In the first phase a lot of buildings were skipped over in the rural mapping as they were optional in the task instructions.


On this last point there is an initiative to apply a methodology to mark the areas of human settlement on all scales. This will help enormously to start with the calculations of built up area and density, rather than calculating from known sizes of districts and community council areas. This is a big help to Lesotho’s Planners. They can see low densities and try to earmark those places to meet demand for land, rather than allowing the land take to constantly and unsustainably sprawl out, at the expense of Agriculture.


Marking out residential areas to assist settlement planning


In order to kick-start this new phase the OSM community in Lesotho means to pass a modem clockwise around the country starting on the 1st June and finishing on the 30th.


Schedule for June Mapping


A schedule was developed to maximise access to the Modem. Its like a big relay race, with gatherings in the district camp-towns and of course Maseru.

Watch out for the tasks on the hotosm projects list. We have Quthing, Mohale’s Hoek, Mafeteng, Maseru City, Maseru District, Berea, Leribe, Buthe-Botha, Mokhotlong, Thaba Tseka, and Qacha’s Nek. Also watch out for #MapLesotho tweets in June as the Modem travels around the mountain Kingdom.

#MapLesotho and Mapillary victory for Portmarnock kids

Last year Portmarnock Community College students went to the Young Social Innovators conference and spoke about their mapping, and won a category prize.

This year the kids re-entered armed with an enhanced proposition. They could tell of much more mapping and the 24 hour mapathon in their school last December. They could talk of using
mobile applications like #Mapiĺlary to capture useful data to enhance the map. They could also speak of the mobile phone application they are designing with the help of the IBM design team that will help people access emergency services faster.

Here is the official video from the YSI competition.


The winning team who made the pitch

This year they won the Young Social Innovators competition outright. The result was announced last week, and has received national media attention for #MapLesotho.


Colin and Ravi on Newstalk

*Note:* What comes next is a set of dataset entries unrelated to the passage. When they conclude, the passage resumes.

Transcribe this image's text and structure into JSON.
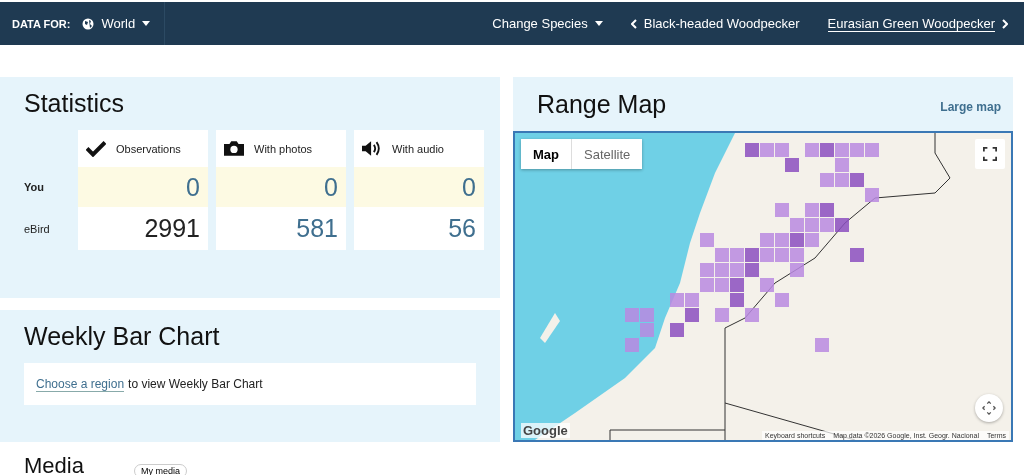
{
  "header": {
    "data_for_label": "DATA FOR:",
    "region": "World",
    "change_species": "Change Species",
    "previous_species": "Black-headed Woodpecker",
    "next_species": "Eurasian Green Woodpecker"
  },
  "statistics": {
    "title": "Statistics",
    "columns": [
      {
        "label": "Observations",
        "kind": "check"
      },
      {
        "label": "With photos",
        "kind": "camera"
      },
      {
        "label": "With audio",
        "kind": "audio"
      }
    ],
    "rows": [
      {
        "label": "You",
        "highlighted": true,
        "cells": [
          {
            "value": "0",
            "link": true
          },
          {
            "value": "0",
            "link": true
          },
          {
            "value": "0",
            "link": true
          }
        ]
      },
      {
        "label": "eBird",
        "highlighted": false,
        "cells": [
          {
            "value": "2991",
            "link": false
          },
          {
            "value": "581",
            "link": true
          },
          {
            "value": "56",
            "link": true
          }
        ]
      }
    ]
  },
  "range_map": {
    "title": "Range Map",
    "large_map_link": "Large map",
    "map_types": [
      {
        "label": "Map",
        "selected": true
      },
      {
        "label": "Satellite",
        "selected": false
      }
    ],
    "logo": "Google",
    "keyboard_shortcuts": "Keyboard shortcuts",
    "map_data": "Map data ©2026 Google, Inst. Geogr. Nacional",
    "terms": "Terms"
  },
  "weekly_bar_chart": {
    "title": "Weekly Bar Chart",
    "link": "Choose a region",
    "message": "to view Weekly Bar Chart"
  },
  "media": {
    "title": "Media",
    "button": "My media"
  }
}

Looking at it the kids are showing how far technology can go to make the lives of people better in the developing world. Well done to students, teachers, action Ireland Trust and Fingal County Council.